As it turns out, Tennyson had an admitted distaste for the epistolary form. His letters routinely begin with the transparent excuses and apologies familiar to all delinquent correspondents - cries of postal inefficiency, accounts of immobilizing illnesses, untimely accidents, and letters gone astray. Many of the letters he did write were deliberately destroyed by his son and first biographer , Hallam. As a result, fewer than 250 letters (including fragments) written in his first 40 years, the period covered in this volume, have been located.
In a leap of scholarly originality and inspired editing, Lang and Shannon have assembled about these bare bones the flesh and blood of other letters - those of relations, friends, and business associates. The world around him teems with a Dickensian diversity, and it is rendered with the nice phrasings and attention to absurdities Jane Austen immortalized.
Consider this cast of characters, as presented in the book's Introduction, in a discussion of Hallam Tennyson's shortcomings as his father's biographer:
[He] kept back all information about his grandfather's drunkenness and violence, about his uncle Frederick's romantic involvements and Oedipal struggles, Charles's romantic escapade with the governess and, more serious, his twice-conquered opium addiction (and his wife's long decade of nervous collapse) , Arthur's alcoholism, Edward's insanity and long half-century of confinement, Septimus's indolence and morbidity, Mary's broken engagement . . . he was discreet to the verge of otherworldliness about his great-uncle Charles Tennyson D'Eyncourt, who in his manorial pretensions and dynastic ambitions became the laughing-stock of mid-Lincolnshire. Tennyson himself was frequently unkempt, dirty, gruff, boorish . . . and nearly always hypochondriac. . . .m

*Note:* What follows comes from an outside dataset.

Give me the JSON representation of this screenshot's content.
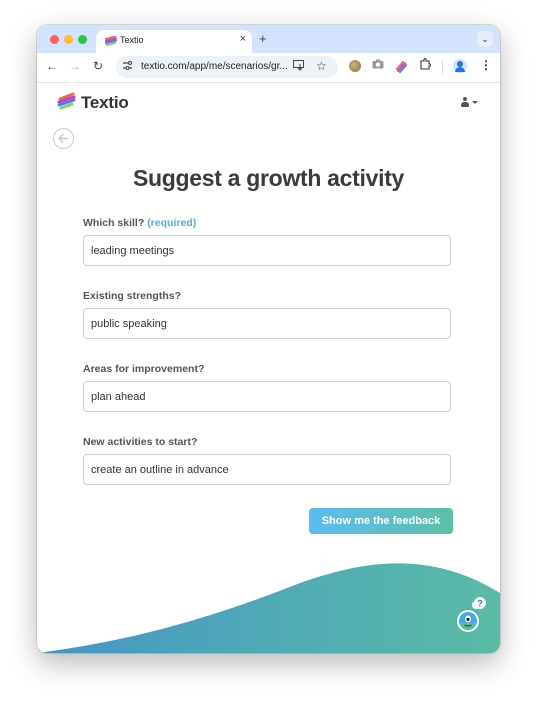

This is the stuff of ''Masterpiece Theater'' presentations. My own favorite espisodes are those involving the social-climbing Tennyson D'Eyncourts - uncle, aunt, and cousins to Alfred and the other Somersby Tennysons. Here is cousin Edwin to his brother George:
My Father has received the King's licence for himself and issue to take the name and Arms of D'Eyncourt. . . . I am very glad we have changed our name, as it gives us good position. . . . Besides which it will keep us in a great measure clear of the Somersby family who really are quite hogs.m

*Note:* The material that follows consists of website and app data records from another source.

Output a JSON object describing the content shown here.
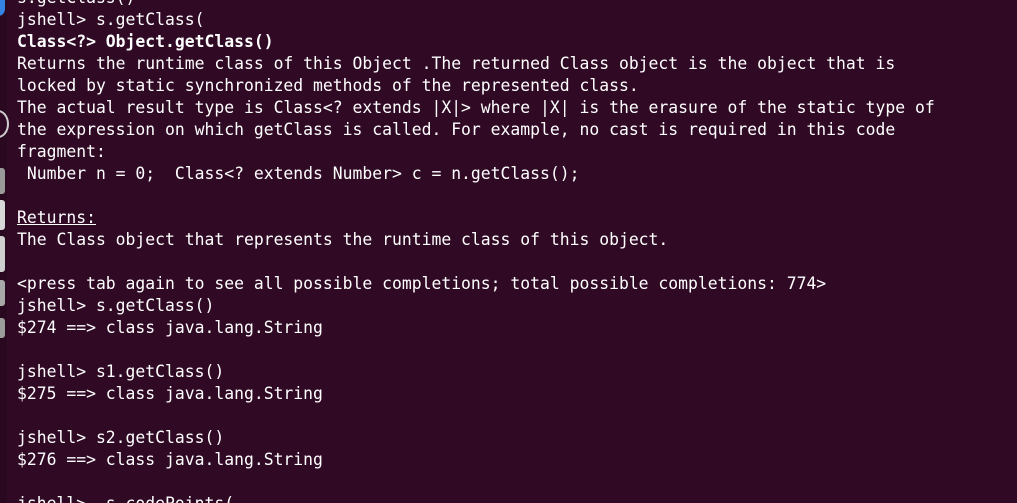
{
  "terminal": {
    "lines": [
      {
        "text": "s.getClass()",
        "style": "partial"
      },
      {
        "text": "jshell> s.getClass(",
        "style": "normal"
      },
      {
        "text": "Class<?> Object.getClass()",
        "style": "bold"
      },
      {
        "text": "Returns the runtime class of this Object .The returned Class object is the object that is",
        "style": "normal"
      },
      {
        "text": "locked by static synchronized methods of the represented class.",
        "style": "normal"
      },
      {
        "text": "The actual result type is Class<? extends |X|> where |X| is the erasure of the static type of",
        "style": "normal"
      },
      {
        "text": "the expression on which getClass is called. For example, no cast is required in this code",
        "style": "normal"
      },
      {
        "text": "fragment:",
        "style": "normal"
      },
      {
        "text": " Number n = 0;  Class<? extends Number> c = n.getClass();",
        "style": "normal"
      },
      {
        "text": "",
        "style": "normal"
      },
      {
        "text": "Returns:",
        "style": "underline"
      },
      {
        "text": "The Class object that represents the runtime class of this object.",
        "style": "normal"
      },
      {
        "text": "",
        "style": "normal"
      },
      {
        "text": "<press tab again to see all possible completions; total possible completions: 774>",
        "style": "normal"
      },
      {
        "text": "jshell> s.getClass()",
        "style": "normal"
      },
      {
        "text": "$274 ==> class java.lang.String",
        "style": "normal"
      },
      {
        "text": "",
        "style": "normal"
      },
      {
        "text": "jshell> s1.getClass()",
        "style": "normal"
      },
      {
        "text": "$275 ==> class java.lang.String",
        "style": "normal"
      },
      {
        "text": "",
        "style": "normal"
      },
      {
        "text": "jshell> s2.getClass()",
        "style": "normal"
      },
      {
        "text": "$276 ==> class java.lang.String",
        "style": "normal"
      },
      {
        "text": "",
        "style": "normal"
      },
      {
        "text": "jshell>  s.codePoints(",
        "style": "normal"
      }
    ]
  },
  "colors": {
    "background": "#300a24",
    "foreground": "#ffffff"
  }
}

Uncle Charles writes to advise George of the correct pronunciation of their new name: ''[It] is like Ei - not A or i not d'anecourt or exactly d'incourt but as nearly that -Ei- as it sounds in Eight. . . .''

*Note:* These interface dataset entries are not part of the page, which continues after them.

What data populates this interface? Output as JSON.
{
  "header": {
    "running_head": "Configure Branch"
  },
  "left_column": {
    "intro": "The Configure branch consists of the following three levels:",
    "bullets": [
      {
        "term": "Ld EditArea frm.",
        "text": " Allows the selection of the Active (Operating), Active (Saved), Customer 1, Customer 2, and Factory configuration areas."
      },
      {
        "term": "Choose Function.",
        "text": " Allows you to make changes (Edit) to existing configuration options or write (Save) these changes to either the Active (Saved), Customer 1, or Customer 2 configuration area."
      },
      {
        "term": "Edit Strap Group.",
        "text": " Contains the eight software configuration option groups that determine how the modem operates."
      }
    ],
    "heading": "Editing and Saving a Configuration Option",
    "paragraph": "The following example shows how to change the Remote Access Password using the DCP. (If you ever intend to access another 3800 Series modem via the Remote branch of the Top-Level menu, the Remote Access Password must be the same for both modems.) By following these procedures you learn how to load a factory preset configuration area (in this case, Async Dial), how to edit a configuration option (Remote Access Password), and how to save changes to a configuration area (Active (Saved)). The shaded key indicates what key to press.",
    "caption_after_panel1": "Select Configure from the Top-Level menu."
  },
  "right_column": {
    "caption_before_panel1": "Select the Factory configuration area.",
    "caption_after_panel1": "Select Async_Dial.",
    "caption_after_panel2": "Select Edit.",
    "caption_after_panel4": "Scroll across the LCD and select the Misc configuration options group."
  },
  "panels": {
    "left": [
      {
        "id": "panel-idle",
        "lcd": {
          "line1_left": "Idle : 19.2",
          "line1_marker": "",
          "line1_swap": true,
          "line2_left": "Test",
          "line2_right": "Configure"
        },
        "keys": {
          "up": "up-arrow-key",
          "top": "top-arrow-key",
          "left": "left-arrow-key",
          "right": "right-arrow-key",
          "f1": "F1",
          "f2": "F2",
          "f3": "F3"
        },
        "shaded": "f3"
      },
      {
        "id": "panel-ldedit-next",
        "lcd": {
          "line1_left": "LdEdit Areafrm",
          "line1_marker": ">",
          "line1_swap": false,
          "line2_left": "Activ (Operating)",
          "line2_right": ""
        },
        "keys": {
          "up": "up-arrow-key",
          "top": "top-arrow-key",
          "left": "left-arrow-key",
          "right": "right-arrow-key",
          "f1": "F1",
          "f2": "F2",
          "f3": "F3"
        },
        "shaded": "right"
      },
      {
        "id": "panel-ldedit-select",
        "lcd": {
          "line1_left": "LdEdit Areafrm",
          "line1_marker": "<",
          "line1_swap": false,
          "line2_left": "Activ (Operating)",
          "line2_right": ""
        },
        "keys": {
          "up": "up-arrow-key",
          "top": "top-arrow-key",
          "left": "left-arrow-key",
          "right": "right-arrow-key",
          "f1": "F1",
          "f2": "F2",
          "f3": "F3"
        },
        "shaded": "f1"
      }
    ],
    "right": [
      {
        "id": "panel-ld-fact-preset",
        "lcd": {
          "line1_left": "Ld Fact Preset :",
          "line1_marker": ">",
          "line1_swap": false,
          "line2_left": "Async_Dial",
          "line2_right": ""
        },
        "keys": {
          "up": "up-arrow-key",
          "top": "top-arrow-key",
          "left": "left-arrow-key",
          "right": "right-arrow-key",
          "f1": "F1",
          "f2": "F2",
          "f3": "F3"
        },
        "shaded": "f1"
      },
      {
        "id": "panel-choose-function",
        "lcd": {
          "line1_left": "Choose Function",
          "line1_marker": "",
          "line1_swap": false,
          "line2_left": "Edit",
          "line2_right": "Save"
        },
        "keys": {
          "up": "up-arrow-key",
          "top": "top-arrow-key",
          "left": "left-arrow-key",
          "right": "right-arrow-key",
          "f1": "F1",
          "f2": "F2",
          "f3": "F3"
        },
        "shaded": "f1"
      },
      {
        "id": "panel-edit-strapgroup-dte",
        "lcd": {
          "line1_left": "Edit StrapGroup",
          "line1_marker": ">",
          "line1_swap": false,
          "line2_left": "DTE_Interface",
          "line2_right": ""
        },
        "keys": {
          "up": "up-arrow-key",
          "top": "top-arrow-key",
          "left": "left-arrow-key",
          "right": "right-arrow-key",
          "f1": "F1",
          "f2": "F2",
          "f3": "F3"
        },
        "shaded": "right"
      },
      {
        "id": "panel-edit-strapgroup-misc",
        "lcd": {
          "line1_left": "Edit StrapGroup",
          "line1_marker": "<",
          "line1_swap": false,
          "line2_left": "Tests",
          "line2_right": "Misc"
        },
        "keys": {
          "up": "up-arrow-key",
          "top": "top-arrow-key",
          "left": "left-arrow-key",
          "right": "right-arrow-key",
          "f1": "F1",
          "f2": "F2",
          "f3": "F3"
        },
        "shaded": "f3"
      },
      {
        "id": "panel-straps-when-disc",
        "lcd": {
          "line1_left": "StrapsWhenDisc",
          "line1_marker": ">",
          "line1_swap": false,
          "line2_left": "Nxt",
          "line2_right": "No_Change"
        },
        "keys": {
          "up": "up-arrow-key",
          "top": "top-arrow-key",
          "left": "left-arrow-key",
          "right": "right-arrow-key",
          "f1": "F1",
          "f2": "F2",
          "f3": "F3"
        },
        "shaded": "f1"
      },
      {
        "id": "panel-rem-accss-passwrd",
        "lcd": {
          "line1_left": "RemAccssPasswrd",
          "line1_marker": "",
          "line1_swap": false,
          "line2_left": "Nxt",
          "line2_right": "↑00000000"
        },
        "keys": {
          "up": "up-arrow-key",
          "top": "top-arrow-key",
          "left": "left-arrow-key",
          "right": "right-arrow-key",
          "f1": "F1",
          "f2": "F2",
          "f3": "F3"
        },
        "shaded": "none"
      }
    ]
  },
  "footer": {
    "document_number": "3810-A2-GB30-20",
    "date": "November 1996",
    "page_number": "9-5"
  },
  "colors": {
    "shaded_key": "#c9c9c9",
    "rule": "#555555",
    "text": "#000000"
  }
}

This is merely one of the subplots in a volume that is a literary delight and a marvel of narrative complexity. Lang and Shannon manage to lend drollness even to their footnotes. Following an obligatory recital in a 17-line footnote of a particularly prodigiously connected correspondent, the editors continue, ''With the fraction of the population not related to him by blood or marriage, Stephen Spring Rice was equally at home. . . .''
Lang and Shannon have made a major contribution to Tennysonian and Victorian scholarship while simultaneously presenting general readers with a novel and exuberant portrait of Alfred Tennyson's life and times. I urge you to read it.